§ **ASSIGNMENT**: Produce the listing below again, exactly as shown.

§ **DATASET EXCERPTS**:
== == ==

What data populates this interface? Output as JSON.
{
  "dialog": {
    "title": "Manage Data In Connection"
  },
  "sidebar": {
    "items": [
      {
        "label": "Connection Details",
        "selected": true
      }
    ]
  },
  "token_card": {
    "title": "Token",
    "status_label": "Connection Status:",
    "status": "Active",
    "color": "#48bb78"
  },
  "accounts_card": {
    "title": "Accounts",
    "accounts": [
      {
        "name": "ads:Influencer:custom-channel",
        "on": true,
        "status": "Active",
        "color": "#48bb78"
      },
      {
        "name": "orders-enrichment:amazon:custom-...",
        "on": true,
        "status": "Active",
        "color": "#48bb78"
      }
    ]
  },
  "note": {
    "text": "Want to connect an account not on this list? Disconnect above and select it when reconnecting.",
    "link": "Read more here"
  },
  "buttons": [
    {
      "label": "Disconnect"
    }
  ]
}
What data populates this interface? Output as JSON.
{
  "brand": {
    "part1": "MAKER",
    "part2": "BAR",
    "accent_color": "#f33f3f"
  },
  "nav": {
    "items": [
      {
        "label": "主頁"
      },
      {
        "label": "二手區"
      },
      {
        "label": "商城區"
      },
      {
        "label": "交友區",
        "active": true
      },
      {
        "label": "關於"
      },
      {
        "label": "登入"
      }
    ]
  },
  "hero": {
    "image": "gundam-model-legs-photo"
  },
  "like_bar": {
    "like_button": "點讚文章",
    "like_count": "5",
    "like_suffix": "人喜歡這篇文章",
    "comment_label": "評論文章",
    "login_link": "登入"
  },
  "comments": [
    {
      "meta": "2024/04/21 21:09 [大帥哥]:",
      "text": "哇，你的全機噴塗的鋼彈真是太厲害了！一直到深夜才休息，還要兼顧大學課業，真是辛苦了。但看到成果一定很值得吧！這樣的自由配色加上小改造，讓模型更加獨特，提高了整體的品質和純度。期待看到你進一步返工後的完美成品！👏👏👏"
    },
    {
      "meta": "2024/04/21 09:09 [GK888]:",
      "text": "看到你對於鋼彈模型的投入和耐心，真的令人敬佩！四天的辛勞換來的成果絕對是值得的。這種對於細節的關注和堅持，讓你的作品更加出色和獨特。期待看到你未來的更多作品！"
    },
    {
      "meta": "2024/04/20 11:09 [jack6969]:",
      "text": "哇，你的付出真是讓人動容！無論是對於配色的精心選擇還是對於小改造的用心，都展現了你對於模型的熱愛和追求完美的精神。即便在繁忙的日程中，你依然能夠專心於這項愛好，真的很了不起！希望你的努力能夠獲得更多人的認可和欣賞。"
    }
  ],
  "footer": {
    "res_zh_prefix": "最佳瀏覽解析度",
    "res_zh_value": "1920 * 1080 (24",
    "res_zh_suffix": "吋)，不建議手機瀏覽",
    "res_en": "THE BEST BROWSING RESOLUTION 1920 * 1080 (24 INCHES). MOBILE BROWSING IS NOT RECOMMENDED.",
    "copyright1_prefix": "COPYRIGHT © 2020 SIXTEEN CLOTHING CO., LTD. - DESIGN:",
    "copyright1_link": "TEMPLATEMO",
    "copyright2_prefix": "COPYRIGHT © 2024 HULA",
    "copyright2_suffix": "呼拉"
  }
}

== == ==

§ **REPLY**:
What data populates this interface? Output as JSON.
{
  "dialog": {
    "title": "Manage Data In Connection"
  },
  "sidebar": {
    "items": [
      {
        "label": "Connection Details",
        "selected": true
      }
    ]
  },
  "token_card": {
    "title": "Token",
    "status_label": "Connection Status:",
    "status": "Active",
    "color": "#48bb78"
  },
  "accounts_card": {
    "title": "Accounts",
    "accounts": [
      {
        "name": "ads:Influencer:custom-channel",
        "on": true,
        "status": "Active",
        "color": "#48bb78"
      },
      {
        "name": "orders-enrichment:amazon:custom-...",
        "on": true,
        "status": "Active",
        "color": "#48bb78"
      }
    ]
  },
  "note": {
    "text": "Want to connect an account not on this list? Disconnect above and select it when reconnecting.",
    "link": "Read more here"
  },
  "buttons": [
    {
      "label": "Disconnect"
    }
  ]
}
What data populates this interface? Output as JSON.
{
  "brand": {
    "part1": "MAKER",
    "part2": "BAR",
    "accent_color": "#f33f3f"
  },
  "nav": {
    "items": [
      {
        "label": "主頁"
      },
      {
        "label": "二手區"
      },
      {
        "label": "商城區"
      },
      {
        "label": "交友區",
        "active": true
      },
      {
        "label": "關於"
      },
      {
        "label": "登入"
      }
    ]
  },
  "hero": {
    "image": "gundam-model-legs-photo"
  },
  "like_bar": {
    "like_button": "點讚文章",
    "like_count": "5",
    "like_suffix": "人喜歡這篇文章",
    "comment_label": "評論文章",
    "login_link": "登入"
  },
  "comments": [
    {
      "meta": "2024/04/21 21:09 [大帥哥]:",
      "text": "哇，你的全機噴塗的鋼彈真是太厲害了！一直到深夜才休息，還要兼顧大學課業，真是辛苦了。但看到成果一定很值得吧！這樣的自由配色加上小改造，讓模型更加獨特，提高了整體的品質和純度。期待看到你進一步返工後的完美成品！👏👏👏"
    },
    {
      "meta": "2024/04/21 09:09 [GK888]:",
      "text": "看到你對於鋼彈模型的投入和耐心，真的令人敬佩！四天的辛勞換來的成果絕對是值得的。這種對於細節的關注和堅持，讓你的作品更加出色和獨特。期待看到你未來的更多作品！"
    },
    {
      "meta": "2024/04/20 11:09 [jack6969]:",
      "text": "哇，你的付出真是讓人動容！無論是對於配色的精心選擇還是對於小改造的用心，都展現了你對於模型的熱愛和追求完美的精神。即便在繁忙的日程中，你依然能夠專心於這項愛好，真的很了不起！希望你的努力能夠獲得更多人的認可和欣賞。"
    }
  ],
  "footer": {
    "res_zh_prefix": "最佳瀏覽解析度",
    "res_zh_value": "1920 * 1080 (24",
    "res_zh_suffix": "吋)，不建議手機瀏覽",
    "res_en": "THE BEST BROWSING RESOLUTION 1920 * 1080 (24 INCHES). MOBILE BROWSING IS NOT RECOMMENDED.",
    "copyright1_prefix": "COPYRIGHT © 2020 SIXTEEN CLOTHING CO., LTD. - DESIGN:",
    "copyright1_link": "TEMPLATEMO",
    "copyright2_prefix": "COPYRIGHT © 2024 HULA",
    "copyright2_suffix": "呼拉"
  }
}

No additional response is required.